**What is required**
Your answer should consist of the lines below that hold the word "author".

··········

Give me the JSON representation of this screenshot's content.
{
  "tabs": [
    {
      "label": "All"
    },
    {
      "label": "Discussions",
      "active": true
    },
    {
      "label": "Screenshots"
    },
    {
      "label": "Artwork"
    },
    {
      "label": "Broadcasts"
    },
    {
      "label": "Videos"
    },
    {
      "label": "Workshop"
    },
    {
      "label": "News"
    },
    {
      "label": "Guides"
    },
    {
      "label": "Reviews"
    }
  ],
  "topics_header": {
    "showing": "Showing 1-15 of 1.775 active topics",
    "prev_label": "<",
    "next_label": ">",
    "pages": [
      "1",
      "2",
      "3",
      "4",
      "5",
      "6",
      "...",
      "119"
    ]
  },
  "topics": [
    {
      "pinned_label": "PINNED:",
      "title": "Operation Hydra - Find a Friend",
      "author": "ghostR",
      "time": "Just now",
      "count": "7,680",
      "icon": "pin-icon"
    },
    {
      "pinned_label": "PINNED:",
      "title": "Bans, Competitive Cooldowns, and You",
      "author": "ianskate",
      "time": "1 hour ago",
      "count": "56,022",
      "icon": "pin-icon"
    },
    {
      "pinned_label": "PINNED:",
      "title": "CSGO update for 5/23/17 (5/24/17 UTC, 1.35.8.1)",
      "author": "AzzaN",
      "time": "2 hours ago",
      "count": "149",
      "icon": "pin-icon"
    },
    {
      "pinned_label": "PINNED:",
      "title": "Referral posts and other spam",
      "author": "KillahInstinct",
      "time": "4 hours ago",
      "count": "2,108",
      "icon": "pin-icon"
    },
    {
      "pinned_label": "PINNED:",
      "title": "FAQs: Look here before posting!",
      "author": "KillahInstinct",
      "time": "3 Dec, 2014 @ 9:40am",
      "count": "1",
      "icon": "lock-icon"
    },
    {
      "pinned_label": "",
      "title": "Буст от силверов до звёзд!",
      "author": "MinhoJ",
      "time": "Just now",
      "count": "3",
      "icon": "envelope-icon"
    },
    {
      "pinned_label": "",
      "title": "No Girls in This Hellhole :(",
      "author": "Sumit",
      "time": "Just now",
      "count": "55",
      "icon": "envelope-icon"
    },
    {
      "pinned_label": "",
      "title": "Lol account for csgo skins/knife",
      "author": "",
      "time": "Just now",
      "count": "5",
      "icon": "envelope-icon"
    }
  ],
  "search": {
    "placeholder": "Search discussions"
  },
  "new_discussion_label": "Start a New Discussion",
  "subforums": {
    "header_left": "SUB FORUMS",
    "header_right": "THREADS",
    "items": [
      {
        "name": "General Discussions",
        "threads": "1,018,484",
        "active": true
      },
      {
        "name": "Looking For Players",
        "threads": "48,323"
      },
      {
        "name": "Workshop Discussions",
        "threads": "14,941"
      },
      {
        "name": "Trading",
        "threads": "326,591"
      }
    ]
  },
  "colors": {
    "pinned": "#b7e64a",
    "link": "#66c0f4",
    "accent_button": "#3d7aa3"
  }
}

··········

**Reply**
      "author": "ghostR",
      "author": "ianskate",
      "author": "AzzaN",
      "author": "KillahInstinct",
      "author": "KillahInstinct",
      "author": "MinhoJ",
      "author": "Sumit",
      "author": "",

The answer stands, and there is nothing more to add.